Mum was expecting me on June 12th 1950. In those days there were no such thing as pre-natal classes and women's bodies were a mystery, even to some women. I remember as a pre-teen, Mum telling me the "facts of life;" wanting me to be prepared and not horrified at the changes she told me were coming. No one used to speak of such things when she was a child and she told me of girls being terrified when suddenly they started bleeding--even thinking they were dying.
She showed me a diagram of a baby growing in the womb, and then going through the stages of its delivery. That carefully saved scrap of paper was all she had had to prepare her for giving birth. On one of my recent visits to England I found it among some papers. It was almost sixty years old by then and Mum said that I could keep it--this "baby birthing road map."
Mum had only been in England for three years in 1950. That England was far from cosmopolitan and she often felt like, and was called, a "foreigner." Her mother-in-law's welcome, when Dad brought home his beautiful, dark haired bride to meet her, was, "Couldn't you have found an English girl to marry?"
Her family was far away in Holland and Mum was all alone on the day she went into labour, almost two weeks early. She lived in a house called Silvermount Cottage, deep in the countryside near the little village of Woldingham, Surrey. The people she lived with were away on a trip to Liverpool, and Dad was on duty at the Guard’s Barracks in Caterham.
It was May 31st and she had a terrible stomach-ache all day, but in between the griping stomach pains, she spent the day washing baby clothes, which had arrived in a package from Holland, sent by her own dear mother.
As it began to get dark, the pain was more insistent and she knew she had to get help. She began to walk to Woldingham. It was quite a distance and she knew she needed to get there fast, so she took a short cut up a hill, along a rough path through the trees; a path so steep it was called locally, the Drainpipe. This was the part of the story that Mum loved to laugh about; how she climbed the Drainpipe.
It was a great relief when she made it to her friend Mrs. Saffin’s shop, where she said to Mrs. Saffin, “I think I have a cold on my bladder.”
Mrs. Saffin said, “You don’t have a cold on your bladder, you’re going to have a baby!” and quickly called a doctor. They got her to Redhill Hospital, and on the stroke of midnight, I was born.
Mum always emphasized that all through the labour she kept thinking that at the end of it she would be holding her baby and that was what made the pain bearable.

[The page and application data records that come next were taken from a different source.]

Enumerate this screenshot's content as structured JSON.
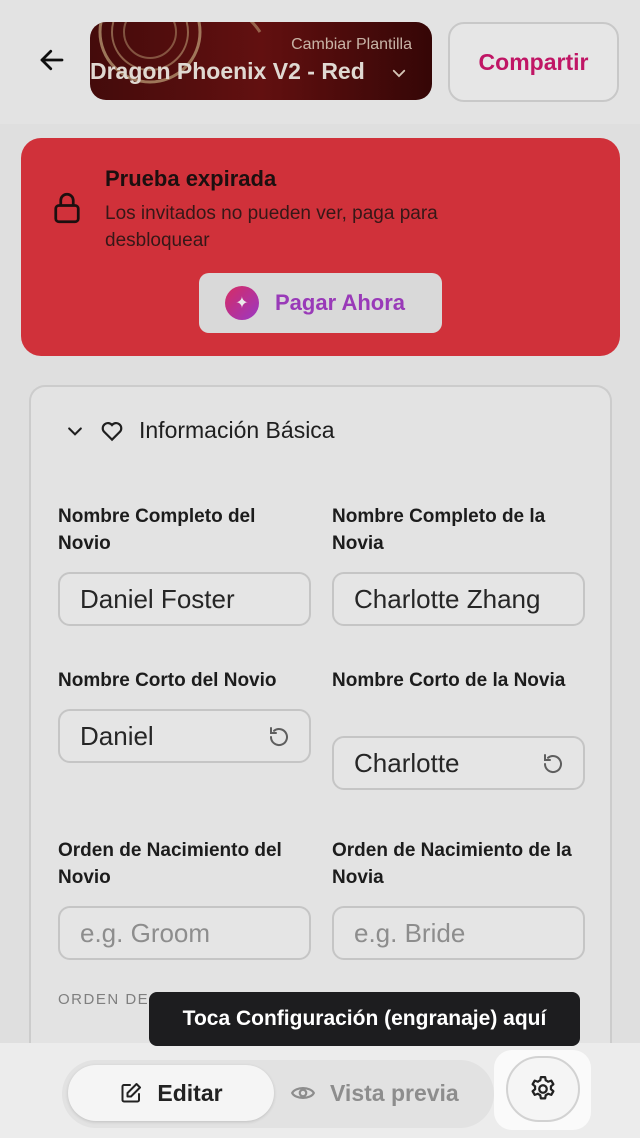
{
  "header": {
    "template_subtitle": "Cambiar Plantilla",
    "template_title": "Dragon Phoenix V2 - Red",
    "share_label": "Compartir"
  },
  "alert": {
    "title": "Prueba expirada",
    "text": "Los invitados no pueden ver, paga para desbloquear",
    "pay_label": "Pagar Ahora"
  },
  "section": {
    "title": "Información Básica"
  },
  "fields": {
    "groom_full_label": "Nombre Completo del Novio",
    "groom_full_value": "Daniel Foster",
    "bride_full_label": "Nombre Completo de la Novia",
    "bride_full_value": "Charlotte Zhang",
    "groom_short_label": "Nombre Corto del Novio",
    "groom_short_value": "Daniel",
    "bride_short_label": "Nombre Corto de la Novia",
    "bride_short_value": "Charlotte",
    "groom_order_label": "Orden de Nacimiento del Novio",
    "groom_order_placeholder": "e.g. Groom",
    "bride_order_label": "Orden de Nacimiento de la Novia",
    "bride_order_placeholder": "e.g. Bride",
    "order_caption": "ORDEN DE"
  },
  "tooltip": {
    "text": "Toca Configuración (engranaje) aquí"
  },
  "bottom": {
    "edit_label": "Editar",
    "preview_label": "Vista previa"
  },
  "colors": {
    "alert_bg": "#e2363f",
    "share_text": "#d1186e",
    "pay_text": "#a63fc8"
  }
}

When they gave her the baby to hold she asked the nurse, “Is that all?” and the nurse said, “Isn’t that enough?” She counted fingers and toes and thought of what a miracle it was to be holding her own baby.
I was named after the 1948 Oscar winning movie, Johnny Belinda, starring Jane Wyman, in which a doctor in Cape Breton tutored a deaf mute girl. Also influencing this choice of name was a newspaper comic strip Belinda, aka Belinda Blue-Eyes, created in 1936 by the cartoonist Steve Dowling (1904-1986) and scripted by Bill Connor. It was published in the U.K. newspaper Daily Mirror (Wikipedia.) Although I always wished as a child for a plainer name such as Kate, or Janet, I was relieved that I didn’t end up with Mum’s second choice of name: Mariandl. In comparison, “Belinda” was a tame name!
I never felt anything but cherished, fully and completely, by this wonderful mother. I thank God for her life and her love.
Proverbs 31:28 (New International Version)
28 Her children arise and call her blessed;